Creative Commons License (Flickr user Alden Jewell)

What’s new in the automotive supply chain? (Hint: Inventory Replenishment Policies)

1965 Ford Mustang Assembly Line in Dearborn
1965 Ford Mustang Assembly Line in Dearborn

This is an ongoing series of posts on new developments within the automobile supply chain, with examples of best practices.   In my last post, I talked about why a network model makes so much sense.

Today I want to explore how automobile suppliers are improving their operations via inventory replenishment policies.

Effective inventory replenishment policies in use today include the 830/862 converted to a delivery release, KanBan, Min/Max, and Sequencing. Spot buys may be used as well during product launch or pre-production.

Improved technologies now provide the ability to optimize truckloads simultaneously with inventory using pull policies.

Using the 830/862 basically constitutes a push schedule from the supplier into their customer’s manufacturing operation. Truckload optimization is simpler under this technique, but a price is paid in excess and obsolete inventory. Improved technologies now provide the ability to optimize truckloads simultaneously with inventory using pull policies. In fact under today’s prevailing strategies around Lean, many companies are implementing technologies that will allow them to move from push to pull. Major automotive Subsystem and Tier 1 Suppliers are actually including statements to this effect in their 10k filings.

KanBan, being one of the simplest pull policies, is designed to pull supply based on a rate of consumption. The KanBan binning technique is designed to provide discrete quantities the supplier must monitor and use to calculate required shipment quantities.

Min/Max, a more flexible pull policy, provides a range of acceptable inventory levels the supplier must monitor and use to calculate their required shipment quantities. Supply is done dynamically based on a consumption rate, and therefore additional consideration can be made for transportation optimization under this policy.

And finally Sequencing is designed as an hourly or shift based replenishment technique where data is sent to suppliers to prioritize shipments. This method is commonly used when suppliers make multiple deliveries in the same day to a given site.

Using these types of standardized inventory replenishment policies allows customers to reduce supply chain variability, optimize inventory levels and minimize freight expense. Typical measurements include inventory turns, truck utilization, and premium freight reduction. Unfortunately in order to provide this type of functionality most ERP vendors must use plug-ins that are not integrated as part of the transactional flow.

Unfortunately in order to provide this type of functionality most ERP vendors must use plug-ins that are not integrated as part of the transactional flow.

However when these types of replenishment policies are included as part of an overall supply network initiative, the customer will also enjoy full internal & external visibility of component parts based on a technology platform which supports both an automated and an interactive capability to enable full electronic commerce, including the ability to communicate replenishment signals across the global supply network in real time.

A complicating factor for a Tier 1 supplier will be that under this multi-policy replenishment environment, it is possible that the Tier 2 suppliers serving a particular customer could receive replenishment signals being driven by different replenishment policies across various receiving plants, or a single plant could be using multiple replenishment policies across a varied group of suppliers.

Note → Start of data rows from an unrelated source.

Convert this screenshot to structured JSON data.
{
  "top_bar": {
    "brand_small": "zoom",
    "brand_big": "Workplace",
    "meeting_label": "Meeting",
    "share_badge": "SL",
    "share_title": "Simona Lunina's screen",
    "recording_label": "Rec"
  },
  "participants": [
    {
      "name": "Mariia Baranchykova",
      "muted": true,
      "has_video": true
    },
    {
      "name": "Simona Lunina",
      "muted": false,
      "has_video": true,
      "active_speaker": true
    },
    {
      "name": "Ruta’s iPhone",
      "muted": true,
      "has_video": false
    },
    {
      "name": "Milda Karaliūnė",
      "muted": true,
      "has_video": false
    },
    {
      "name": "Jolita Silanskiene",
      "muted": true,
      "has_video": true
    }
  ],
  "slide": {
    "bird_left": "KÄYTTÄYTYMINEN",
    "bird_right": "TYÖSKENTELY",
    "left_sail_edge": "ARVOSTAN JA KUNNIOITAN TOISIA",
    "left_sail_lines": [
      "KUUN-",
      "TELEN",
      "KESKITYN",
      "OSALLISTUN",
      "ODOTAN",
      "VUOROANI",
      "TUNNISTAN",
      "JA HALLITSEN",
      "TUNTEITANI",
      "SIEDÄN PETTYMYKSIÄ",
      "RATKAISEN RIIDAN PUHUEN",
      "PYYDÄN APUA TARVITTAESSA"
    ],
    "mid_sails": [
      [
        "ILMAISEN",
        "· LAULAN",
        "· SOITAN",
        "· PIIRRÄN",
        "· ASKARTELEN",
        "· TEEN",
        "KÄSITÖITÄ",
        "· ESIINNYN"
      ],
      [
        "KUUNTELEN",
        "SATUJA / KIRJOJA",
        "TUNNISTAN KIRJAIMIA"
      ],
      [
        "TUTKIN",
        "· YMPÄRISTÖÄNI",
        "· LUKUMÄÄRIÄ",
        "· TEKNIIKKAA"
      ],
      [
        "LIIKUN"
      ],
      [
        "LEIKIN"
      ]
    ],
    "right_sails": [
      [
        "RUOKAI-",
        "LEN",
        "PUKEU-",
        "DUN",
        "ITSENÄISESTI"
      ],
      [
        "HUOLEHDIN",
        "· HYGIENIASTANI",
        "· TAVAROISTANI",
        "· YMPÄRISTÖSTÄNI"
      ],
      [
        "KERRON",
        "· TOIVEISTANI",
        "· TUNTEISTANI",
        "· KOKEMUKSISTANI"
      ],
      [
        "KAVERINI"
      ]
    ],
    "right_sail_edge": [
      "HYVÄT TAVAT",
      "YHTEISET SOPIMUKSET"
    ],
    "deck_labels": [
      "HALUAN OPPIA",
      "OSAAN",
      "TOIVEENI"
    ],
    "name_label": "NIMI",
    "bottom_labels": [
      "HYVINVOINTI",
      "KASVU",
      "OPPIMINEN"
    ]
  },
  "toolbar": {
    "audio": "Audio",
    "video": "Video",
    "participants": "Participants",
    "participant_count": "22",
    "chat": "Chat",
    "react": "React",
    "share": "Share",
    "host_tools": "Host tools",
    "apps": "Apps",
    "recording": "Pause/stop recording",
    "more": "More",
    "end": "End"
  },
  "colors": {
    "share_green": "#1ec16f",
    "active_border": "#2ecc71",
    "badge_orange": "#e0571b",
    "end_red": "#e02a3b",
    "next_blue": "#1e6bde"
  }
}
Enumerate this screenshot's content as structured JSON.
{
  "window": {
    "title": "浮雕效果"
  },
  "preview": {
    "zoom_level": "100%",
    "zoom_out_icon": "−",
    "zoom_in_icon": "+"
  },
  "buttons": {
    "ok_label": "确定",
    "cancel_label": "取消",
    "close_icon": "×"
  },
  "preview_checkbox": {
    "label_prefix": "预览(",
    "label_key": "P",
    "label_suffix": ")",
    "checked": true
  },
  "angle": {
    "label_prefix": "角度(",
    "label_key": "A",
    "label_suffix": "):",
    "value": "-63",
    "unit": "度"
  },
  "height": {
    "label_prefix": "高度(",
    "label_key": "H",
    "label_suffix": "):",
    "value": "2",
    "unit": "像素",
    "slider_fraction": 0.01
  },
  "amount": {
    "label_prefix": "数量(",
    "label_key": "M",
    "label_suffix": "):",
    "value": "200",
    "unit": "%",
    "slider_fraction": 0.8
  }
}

In a traditional point to point policy and communication architecture this would be a difficult scenario to manage. In the type of subscription based network environment we have been discussing it actually becomes quite simple, especially given that technology is now available to handle all the heavy lifting.

Although many factors are considered when choosing proper replenishment policies, primary consideration is typically given to the specific lean manufacturing strategy being deployed, the variability of customer demand, and the overall logistics footprint in terms of delivery lead times.

To determine the optimal replenishment method to use for each component, manufacturers have traditionally adjusted on an annual basis or when operational or supply chain conditions shift (i.e. when a supplier moves production to another location that is geographically different than the existing supplier location).

A better method would be to use recent and historical performance and outcomes to adjust replenishment policies in order to improve performance. Using the power of an advance network platform, it is possible to select from an improved set of policies, while also implementing automated exception handling at increasing levels of precision. In addition inventory planning can be invoked which helps establish target inventory levels within the policies based on variations and lead times.

Automotive Inbound Supply Best Practices

If you’d like to know more on this and related subjects, I recommend you read the new Automotive Inbound Supply Best Practices whitepaper. It’s an incredibly comprehensive deep dive of what automotive suppliers are being asked to do, and it provides a clear road map for how they can achieve it. I think you’ll find it enlightening and useful as a practical guide to improving your business.

Greg Brady

Greg Brady is the founder of One Network Enterprises, based in Dallas TX.Prior to One Network, Greg led i2 Technologies, both as CEO and as head of worldwide operations, and was vice president of worldwide applications marketing at Oracle. Greg lives in Dallas, Texas with his family.
No votes yet.
Please wait...